In May 2010, TPI’s Service Management & Governance experts studied 12 organizations that had either substantial outsourcing activities in place with multiple service providers or that we knew had created an enterprise Outsourcing Center of Excellence (OCoE)  to bring  structure, competency and oversight to their enterprise multi-sourcing efforts. (An OCoE is an umbrella function that provides guidance and support to business units delivering outsourcing and services in an organization — a kind of “control tower” and centralized reporting function for sourced services.) We wanted to understand whether the trends we had identified in 2007 were continuing and how organizations now view their challenges with the passage of time.

Here are the TPI Top 5 key findings from our recent study:

1, Companies with more modest enterprise multi-sourcing spend still use an OCoE. While the average outsourcing spend is US$500M and above (many in the multi-billion dollar range), we found that one-third of the companies had built their OCoE structure with less than $100M in spend – indicating that enterprise management and process oversight are providing value even in smaller multi-sourcing situations.

2. All OCoEs include Application Development & Maintenance (ADM) in scope. We knew ADM was prominent in OCoE management focus, but to find it in 100% of our subjects was notable. IT infrastructure and business process outsourcing (BPO) were tied at 75% of the responding organizations, with knowledge process outsourcing in 42% of respondents and HR in 33%.

3. OCoEs are providing sophisticated management frameworks to their organizations. Nearly every OCoE had created a sourcing life cycle, and to support this, processes for the business units doing outsourcing, policies, standards and guidelines. Fully 100% of them had created a “playbook” for the business units to support their outsourcing efforts.

4. The surveyed organizations see material value in their OCoE management structure. One respondent enthusiastically reported that, because of their proactive management efforts, they were able to “collaboratively partner with the business to provide solutions at a cost-effective rate in a standard manner to minimize risk – and got a perfect audit!” Another reported that, whereas the previous focus had been on cost and labor arbitrage, the organization is “now changing to a broader value view beyond cost – including productivity, innovation, etc., with more focus on transformation.”

5. The reporting structure of OCoEs is volatile. While all of the OCoEs we studied reported to a C-level executive (CFO, CIO, CPO) or higher, the reporting structure for half of them had changed in the last 18 months – in some cases from CIO to COO; in another case from CFO to CIO. This indicates the evolving understanding in organizations of the nature of the sourced services management discipline, and the ongoing search for where it fits in an organization.

Our multi-sourcing governance study results demonstrate in concrete terms that as companies mature their sourced services management capability, they are able to ensure overall service quality and improvement by building an internal capability and resource to fine-tune this process.

To learn more about this study or to discuss creating a Outsourcing Center of Excellence inside your organization, e-mail Cynthia Batty, Global Competency Lead, Service Management, TPI, or phone her at +1 201 978 0542.

About the author

Cynthia brings 25 years of experience helping clients develop their sourcing governance and service management design.

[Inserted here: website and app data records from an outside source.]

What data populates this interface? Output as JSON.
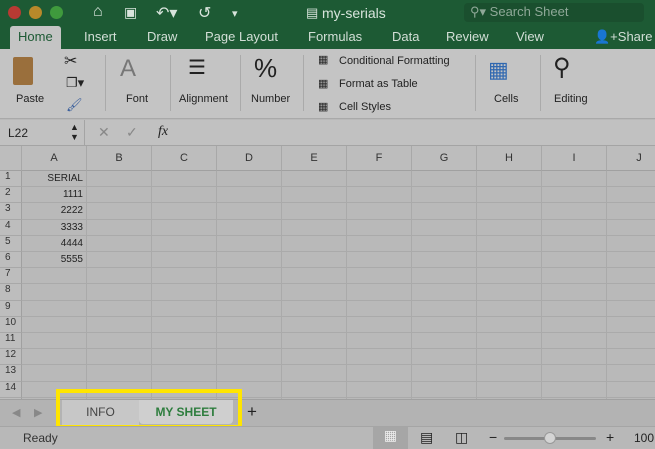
{
  "window": {
    "title": "my-serials",
    "search_placeholder": "Search Sheet",
    "share_label": "Share"
  },
  "tabs": [
    "Home",
    "Insert",
    "Draw",
    "Page Layout",
    "Formulas",
    "Data",
    "Review",
    "View"
  ],
  "active_tab": "Home",
  "ribbon": {
    "paste": "Paste",
    "font": "Font",
    "alignment": "Alignment",
    "number": "Number",
    "number_icon": "%",
    "conditional_formatting": "Conditional Formatting",
    "format_as_table": "Format as Table",
    "cell_styles": "Cell Styles",
    "cells": "Cells",
    "editing": "Editing"
  },
  "formula_bar": {
    "name_box": "L22",
    "fx": "fx",
    "value": ""
  },
  "columns": [
    "A",
    "B",
    "C",
    "D",
    "E",
    "F",
    "G",
    "H",
    "I",
    "J"
  ],
  "rows": [
    "1",
    "2",
    "3",
    "4",
    "5",
    "6",
    "7",
    "8",
    "9",
    "10",
    "11",
    "12",
    "13",
    "14"
  ],
  "column_a": [
    "SERIAL",
    "1111",
    "2222",
    "3333",
    "4444",
    "5555"
  ],
  "sheets": [
    {
      "label": "INFO",
      "active": false
    },
    {
      "label": "MY SHEET",
      "active": true
    }
  ],
  "add_sheet": "+",
  "status": {
    "text": "Ready",
    "zoom": "100",
    "zoom_level": 0.5
  },
  "colors": {
    "titlebar": "#1d5a34",
    "highlight": "#ffe500",
    "active_sheet": "#2e7d3e"
  }
}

Having worked with more than 50 organizations to improve business management and service management processes in both single-provider and multi-provider environments, Cynthia has become a recognized expert in sourcing governance, vendor and contract management. She currently serves as the architect for ISG’s service methodology and global integrator of its products and services. Cynthia works to leverage ISG’s accumulated intellectual property resources to help enterprises create effective transformation and governance capability, and maintains a continuing role in the Strategy and Organizational Change Enablement practice.